With focus on spending quality time outside, few people consider the inherent risk that is associated with owning a pool or using one on a regular basis. This post contains things you need to know as a homeowner about personal liability for a pool, spa, and even natural landscape elements such as a pond or lakeside property
Summer is a time for fun, friends, and outdoor recreation. Nothing brings more joy than owning a pool, where you can invite family to spend quality time together. In fact, from 2008 to 2015, 22.93 million Americans surveyed owned a hot tub, spa, or pool, or were living in a home or residence that had a public pool.
With focus on spending quality time outside, few people consider the inherent risk that is associated with owning a pool or using one on a regular basis. Expert attorneys at JFSW law see cases of long-term disability and injuries associated with slip-and-fall, diving, and other pool-related activities.
What do you need to know as a homeowner about personal liability for a pool, spa, and even natural landscape elements such as a pond or lakeside property?
We will discuss the risks involved and the steps homeowners can take to reduce the prevalence of water-recreation accidents and legal liability issues, as a result of personal injury claims.
A Look at the Risk Factors
The World Health Organization (WHO) states that drowning is the leading cause of unintentional deaths in the world, accounting for an average of 372,000 deaths globally every year. When you consider the other aspects of accidental death, it is startling to realize that drowning is so prevalent, particularly since most drowning cases occur at home.
Did you know?
The number one cause of death of children between one and four years is drowning.
Seventy-six percent of American drowning deaths annually involve children under the age of five years.
Home swimming pools account for 75 percent of drowning deaths of children under the age of fifteen years. This includes the pool within the residence of the victim, a neighbor, or a family member’s residential property.
Portable pools (inflatable or plastic toddler pools) account for nine percent of drowning deaths. Toddler pools are typically shorter than 12” in height and less than six feet in overall width, placing children within arm’s reach for rescue.
Between 2011 and 2013, 4,900 Americans required emergency care for personal injuries that occurred in spas, hot tubs, and swimming pools.
An average of 10 Americans die every day from drowning.

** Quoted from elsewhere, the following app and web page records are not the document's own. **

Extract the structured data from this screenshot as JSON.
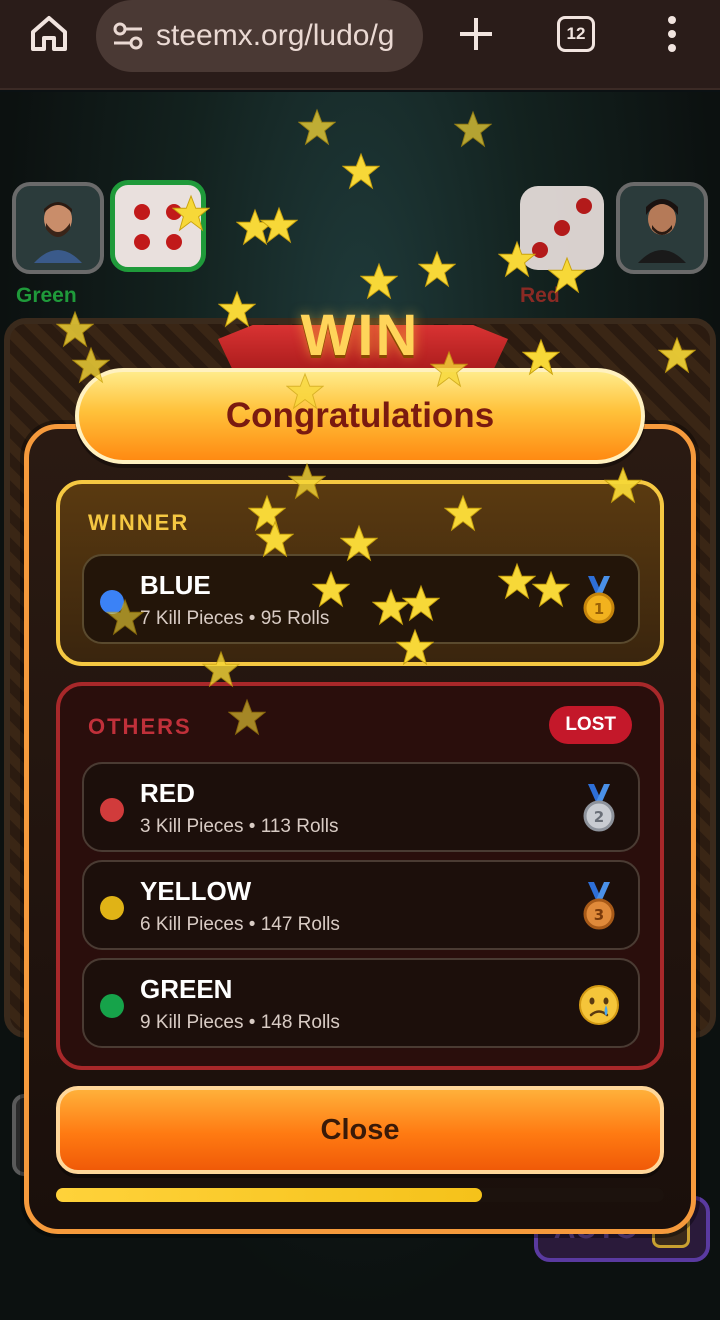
{
  "browser": {
    "url": "steemx.org/ludo/g",
    "tab_count": "12"
  },
  "game": {
    "players": [
      {
        "name": "Green",
        "color": "#1f9a3a"
      },
      {
        "name": "Red",
        "color": "#c0302a"
      }
    ],
    "banner_text": "WIN",
    "auto_label": "AUTO"
  },
  "modal": {
    "title": "Congratulations",
    "winner": {
      "heading": "WINNER",
      "name": "BLUE",
      "stats": "7 Kill Pieces • 95 Rolls",
      "color": "#3b82f6",
      "icon": "gold-medal-icon"
    },
    "others": {
      "heading": "OTHERS",
      "badge": "LOST",
      "rows": [
        {
          "name": "RED",
          "stats": "3 Kill Pieces • 113 Rolls",
          "color": "#d13b3b",
          "icon": "silver-medal-icon"
        },
        {
          "name": "YELLOW",
          "stats": "6 Kill Pieces • 147 Rolls",
          "color": "#e0b316",
          "icon": "bronze-medal-icon"
        },
        {
          "name": "GREEN",
          "stats": "9 Kill Pieces • 148 Rolls",
          "color": "#16a34a",
          "icon": "crying-face-icon"
        }
      ]
    },
    "close_label": "Close",
    "progress": 0.7
  }
}
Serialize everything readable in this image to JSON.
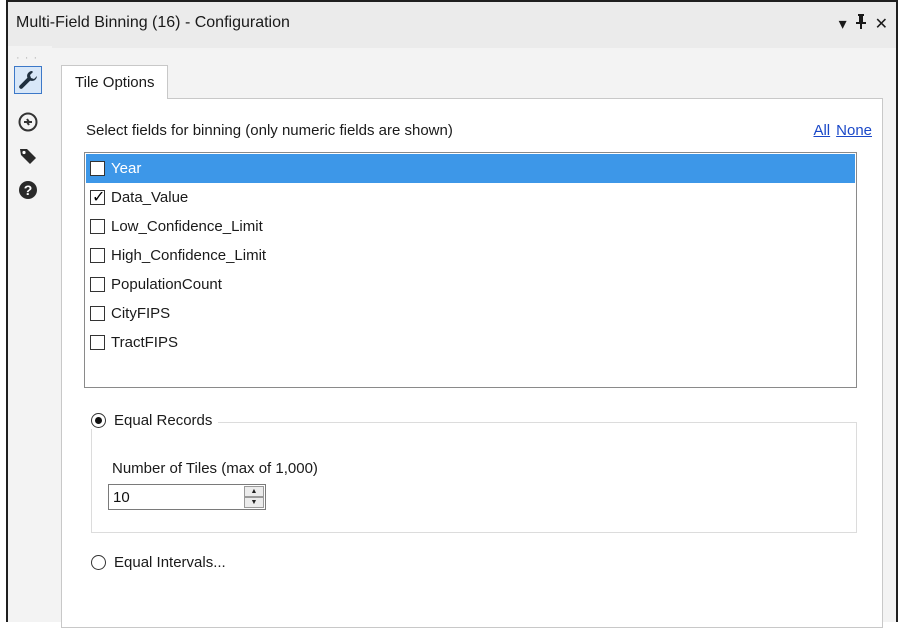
{
  "window": {
    "title": "Multi-Field Binning (16) - Configuration",
    "controls": [
      {
        "name": "dropdown-arrow-icon",
        "glyph": "▾"
      },
      {
        "name": "pin-icon",
        "glyph": "📌"
      },
      {
        "name": "close-icon",
        "glyph": "✕"
      }
    ]
  },
  "left_rail": {
    "grip": "·  ·  ·",
    "buttons": [
      {
        "name": "wrench-icon",
        "active": true
      },
      {
        "name": "annotation-icon",
        "active": false
      },
      {
        "name": "tag-icon",
        "active": false
      },
      {
        "name": "help-icon",
        "active": false
      }
    ]
  },
  "tab": {
    "label": "Tile Options"
  },
  "fields_section": {
    "instruction": "Select fields for binning (only numeric fields are shown)",
    "link_all": "All",
    "link_none": "None",
    "fields": [
      {
        "label": "Year",
        "checked": false,
        "selected": true
      },
      {
        "label": "Data_Value",
        "checked": true,
        "selected": false
      },
      {
        "label": "Low_Confidence_Limit",
        "checked": false,
        "selected": false
      },
      {
        "label": "High_Confidence_Limit",
        "checked": false,
        "selected": false
      },
      {
        "label": "PopulationCount",
        "checked": false,
        "selected": false
      },
      {
        "label": "CityFIPS",
        "checked": false,
        "selected": false
      },
      {
        "label": "TractFIPS",
        "checked": false,
        "selected": false
      }
    ]
  },
  "equal_records": {
    "label": "Equal Records",
    "selected": true,
    "tiles_label": "Number of Tiles (max of 1,000)",
    "tiles_value": "10"
  },
  "equal_intervals": {
    "label": "Equal Intervals...",
    "selected": false
  },
  "colors": {
    "selection": "#3d97e8",
    "link": "#1a48c8",
    "active_rail": "#d8e7f8"
  }
}
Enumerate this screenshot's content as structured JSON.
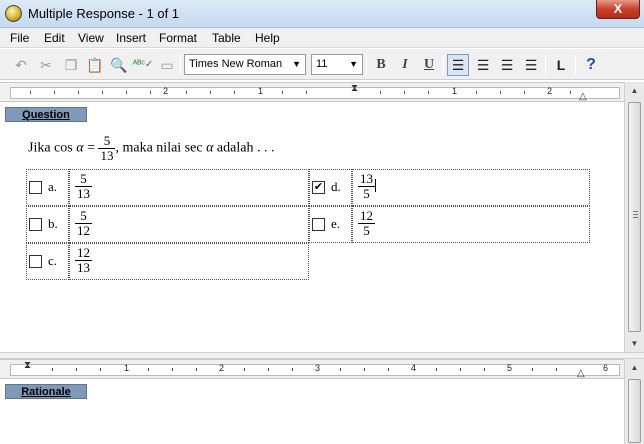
{
  "window": {
    "title": "Multiple Response - 1 of 1",
    "close_glyph": "X"
  },
  "menu": [
    "File",
    "Edit",
    "View",
    "Insert",
    "Format",
    "Table",
    "Help"
  ],
  "toolbar": {
    "font_name": "Times New Roman",
    "font_size": "11",
    "bold": "B",
    "italic": "I",
    "underline": "U",
    "help": "?"
  },
  "ruler_top": {
    "labels": [
      "2",
      "1",
      "1",
      "2"
    ]
  },
  "ruler_bottom": {
    "labels": [
      "1",
      "2",
      "3",
      "4",
      "5",
      "6"
    ]
  },
  "sections": {
    "question": "Question",
    "rationale": "Rationale"
  },
  "question": {
    "prefix": "Jika cos ",
    "alpha": "α",
    "equals": " = ",
    "frac_num": "5",
    "frac_den": "13",
    "middle": ", maka nilai sec ",
    "suffix": " adalah . . ."
  },
  "answers": [
    {
      "letter": "a.",
      "num": "5",
      "den": "13",
      "checked": false
    },
    {
      "letter": "b.",
      "num": "5",
      "den": "12",
      "checked": false
    },
    {
      "letter": "c.",
      "num": "12",
      "den": "13",
      "checked": false
    },
    {
      "letter": "d.",
      "num": "13",
      "den": "5",
      "checked": true
    },
    {
      "letter": "e.",
      "num": "12",
      "den": "5",
      "checked": false
    }
  ],
  "check_glyph": "✔"
}
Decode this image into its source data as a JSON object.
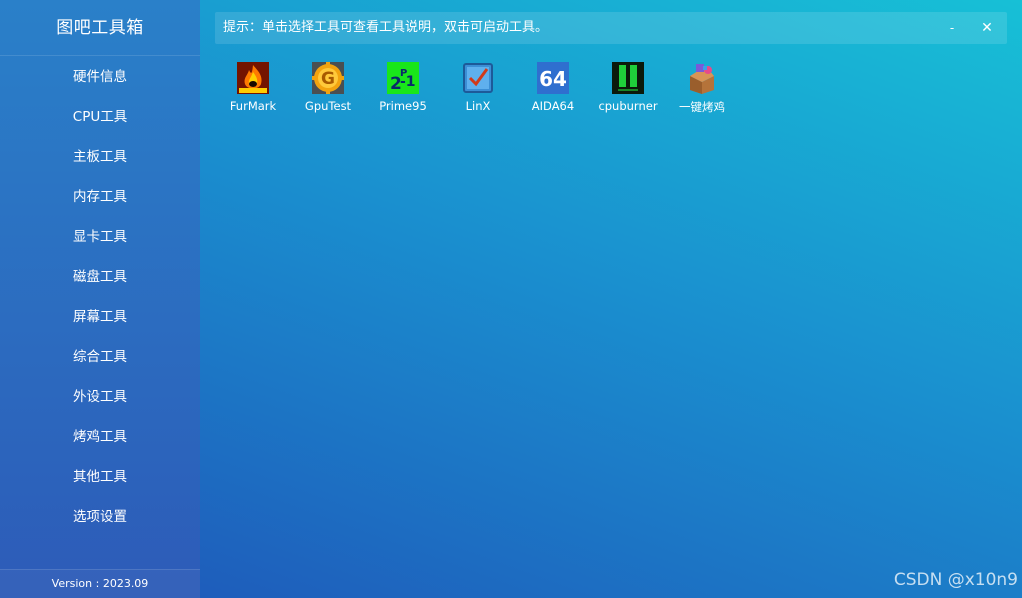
{
  "sidebar": {
    "app_title": "图吧工具箱",
    "items": [
      {
        "label": "硬件信息"
      },
      {
        "label": "CPU工具"
      },
      {
        "label": "主板工具"
      },
      {
        "label": "内存工具"
      },
      {
        "label": "显卡工具"
      },
      {
        "label": "磁盘工具"
      },
      {
        "label": "屏幕工具"
      },
      {
        "label": "综合工具"
      },
      {
        "label": "外设工具"
      },
      {
        "label": "烤鸡工具"
      },
      {
        "label": "其他工具"
      },
      {
        "label": "选项设置"
      }
    ],
    "version": "Version : 2023.09"
  },
  "header": {
    "hint": "提示：单击选择工具可查看工具说明，双击可启动工具。",
    "minimize_label": "-",
    "close_label": "✕"
  },
  "tools": [
    {
      "label": "FurMark",
      "icon": "furmark-icon"
    },
    {
      "label": "GpuTest",
      "icon": "gputest-icon"
    },
    {
      "label": "Prime95",
      "icon": "prime95-icon"
    },
    {
      "label": "LinX",
      "icon": "linx-icon"
    },
    {
      "label": "AIDA64",
      "icon": "aida64-icon",
      "icon_text": "64"
    },
    {
      "label": "cpuburner",
      "icon": "cpuburner-icon"
    },
    {
      "label": "一键烤鸡",
      "icon": "package-icon"
    }
  ],
  "watermark": "CSDN @x10n9",
  "colors": {
    "sidebar_top": "#2a80c9",
    "sidebar_bottom": "#2d5bb8",
    "main_top": "#17c0d6",
    "main_bottom": "#1f55b8"
  }
}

When you begin to review the statistics, it changes the perspective on swimming pools as a leisure opportunity and paints the presence of a spa or pool as a very real threat. Part of the culture of owning a pool and entertaining is the consumption of alcohol, which can dramatically increase the risks associated with personal injury and drowning deaths. Alcohol and distraction are the top two contributing factors that place children at risk around any water source, including natural swimming areas, ornamental ponds, toddler pools, and bathtubs.
Reducing the Risk for Water Recreation at Your Residence
If you own a pool, what guidelines do you need to follow to not only protect your family and friends from injury, but also yourself from civil liability?
It is important to understand that most pool-related injuries actually occur when the home is vacant or the pool is empty. Family members or friends may access the pool (by permission of the owner) when no one is around or in off hours (early morning or evening swims). Swimming alone is never a good idea; and in addition to posting ‘At Own Risk’ signage on the pool and property, other warnings can be posted (and family members can be informed) that prohibit swimming with less than two people in the pool. While merely posting a sign does not absolve you from legal liability, it can help educate your guests on safe use.
Other steps that improve the safety of your pool, spa, or natural water features include:
The purchase of gap insurance to add additional coverage for accidents that occur on your property. A minimum of
million dollars in coverage is recommended.
Fencing pool and spa enclosures to reduce access. Locks should also be placed on gates and entranceways.
Ensure that life-saving equipment is present and accessible at all times.
Remove toys and floats from the pool when it is not in use to deter young children from reaching to retrieve them and falling in.
Never allow intoxicated individuals to swim in your pool or sit within your spa.
Lock boat houses and docks and restrict access if watercraft is present at the residence or vacation home.
Owning a pool is one of life’s great pleasures, but the liability associated for homeowners is absolute. Despite taking preventative steps, you and your family can be held responsible for the safety of guests and occupants occupying your deck, boat, pool, or spa. Responsible ownership can mean hiring a consultant to review the safety features of your pool to provide recommendations. It also means educating family and guests about safe pool practices to help reduce both accidents and legal liability.
Enjoy the special moments with your friends and family, but if you own a pool, remember your job is to always operate it with safety in mind.